So it’s Sunday. Sunday’s used to be a dull day. Nothing to watch on TV, except the occasional b-roll cartoon like Galtar or some other show that just wasn’t cut out for Saturday mornings. While I do have a soft spot in my heart for even those shows, nothing compares to choosing what you want to see, when you want to see it. I have a hard drive full of content, a packed Netflix queue, Amazon Prime, and several shows I’ve purchased via my new happy place… Google Plus.
Now down to it… I am having a great time screening Robotech on Netflix this morning. I have the series, but I really love streaming shows since they keep better track of where I left off than I can with my 47 year old memory banks. I am a huge fan of what Harmony Gold did with Macross, Southern Cross, and Mospeada. I find that Macross holds up really well, and it’s also in my library. I’ve never bothered to track down the other two series. Macross is my thing.
Back to Robotech. This show had a different feel than the normal cartoons of my youth. I was 14 when it came out, and perhaps it was the Sci-Fi action combined with the more adult drama that had me hooked. Don’t get me wrong, if t had Robots, heroes, or any sort of martial arts, I was all about whatever I was watching. Robotech came at the right time and had an interesting story arch, along with a heavy transforming robot style aesthetic.
UPDATE: While poking around on Amazon Prime, I found both Super Dimension Cavalry Southern Cross, and Genesis Climber Mospeada! Bonus 👍
We fans of the Adventures of Superman must often deal with bittersweet thoughts about the series and its star, George Reeves. Often these thoughts take the form of what if questions like “What if Superman and the Secret Planet had been filmed?” Most likely, many of you know that the script for this proposed Superman movie was written sometime during the run of the series. It’s interesting to speculate, then, about what Reeves, the cast and the crew could have accomplished with a bigger budget and a longer filming schedule than the television episodes allowed. [ Click the Link for the rest, and MORE ]

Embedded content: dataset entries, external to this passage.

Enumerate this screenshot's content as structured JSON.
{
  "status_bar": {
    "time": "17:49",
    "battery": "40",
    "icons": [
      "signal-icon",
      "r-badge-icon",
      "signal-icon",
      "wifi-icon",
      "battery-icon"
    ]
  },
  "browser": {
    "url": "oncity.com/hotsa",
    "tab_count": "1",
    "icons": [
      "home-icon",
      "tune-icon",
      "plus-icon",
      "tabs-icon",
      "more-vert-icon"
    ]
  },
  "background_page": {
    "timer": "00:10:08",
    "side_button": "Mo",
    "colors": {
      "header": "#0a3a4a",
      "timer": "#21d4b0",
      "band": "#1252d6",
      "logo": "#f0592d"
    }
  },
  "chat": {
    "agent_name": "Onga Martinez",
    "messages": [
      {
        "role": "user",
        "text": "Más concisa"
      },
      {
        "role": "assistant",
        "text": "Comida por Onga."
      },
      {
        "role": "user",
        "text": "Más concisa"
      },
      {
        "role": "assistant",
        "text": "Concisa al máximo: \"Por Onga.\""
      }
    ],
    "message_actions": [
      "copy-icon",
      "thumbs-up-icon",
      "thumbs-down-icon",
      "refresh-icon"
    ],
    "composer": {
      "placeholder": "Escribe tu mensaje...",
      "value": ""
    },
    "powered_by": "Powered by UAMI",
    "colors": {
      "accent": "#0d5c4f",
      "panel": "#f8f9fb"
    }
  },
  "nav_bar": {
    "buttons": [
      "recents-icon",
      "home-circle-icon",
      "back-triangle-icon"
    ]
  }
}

This labor of Super Love is a wonder piece of work. When I was growing up, this was my Superman until Chris Reeves’ forever took George’s place in my heart. That being said, The Adventures of Superman is still a much beloved show, for me. I was excited to hear about this missing show, and that a team of fans were doing their best to bring it to light. Check it out, enjoy yourself.
We finally caught up with Moana this evening. My wife and I really enjoyed the entire film. It takes a lot for us to go out and see a movie, so we usually opt for waiting for it to come out for rent and staying at home. The most impressive part, other that Dwayne Johnson, was the water… it was rendered so beautifully, I was blown away. I am not clamoring for a Moana sequel, but if it does happen I won’t complain. Also, I would be remiss if I didn’t mention the female lead HERO. She was excellent!
It’s been years since I’ve watched this film. For some reason it doesn’t seem to get the same love as other Disney production. Today I found it on Netflix and decided to give it another viewing. I love the Steampunk aesthetic of the movie, along with the traditional
animation mixed with computer generated elements. Many well known voices lend their talent to this adventure, such as Jim Varney, Florence Stanley, James Garner, and the great Leonard Nimoy.
There is a sequel available, also on Netflix. Now I won’t expect too much as far as infamous direct to video sequels go, but I am pretty easy going and plan on enjoying it.
This film is seven years old, and I am only now finding out about it. It is an incredibly compelling short movie with an ending that you don’t see coming. I totally dig the whole production. Watch it for yourself. If you’ve seen it before, watch it again, and give the creator’s a thumbs up. They’ve earned it.
From time to time I love to revisit RetroBlasting‘s video catalogue. Check out their Star Wars Follies series. It’s pretty cool to chart the progress that Michael and Melinda have made in their production quality. Michael’s sardonic whit is a nice punctuation on in-depth mini documentaries on great toys, toons, and times.
Tonight we are have a 70’s Sci-Fi movie night double feature. “Time after Time” and “Westworld”. Two great science fiction films from the decade I was born.
H.G. Wells (Malcolm McDowell) has built a time machine, and he plans on using it to travel to a Utopian paradise in the future. But before he can, Jack the Ripper (David Warner), on the run from the police, uses it to escape and travel to 1979. Wells follows, and enlists the help of a bank teller named Amy (Mary Steenburgen) to catch Jack before he continues his killing spree. As they work together, Wells falls for Amy, even as she has a hard time believing his wild story of time travel.
Westworld is a futuristic theme park where paying guests can pretend to be gunslingers in an artificial Wild West populated by androids. After paying a sizable entrance fee, Blane (James Brolin) and Martin (Richard Benjamin) are determined to unwind by hitting the saloons and shooting off their guns. But when the system goes haywire and Blane is killed in a duel with a robotic gunslinger (Yul Brynner), Martin’s escapist fantasy suddenly takes on a grim reality.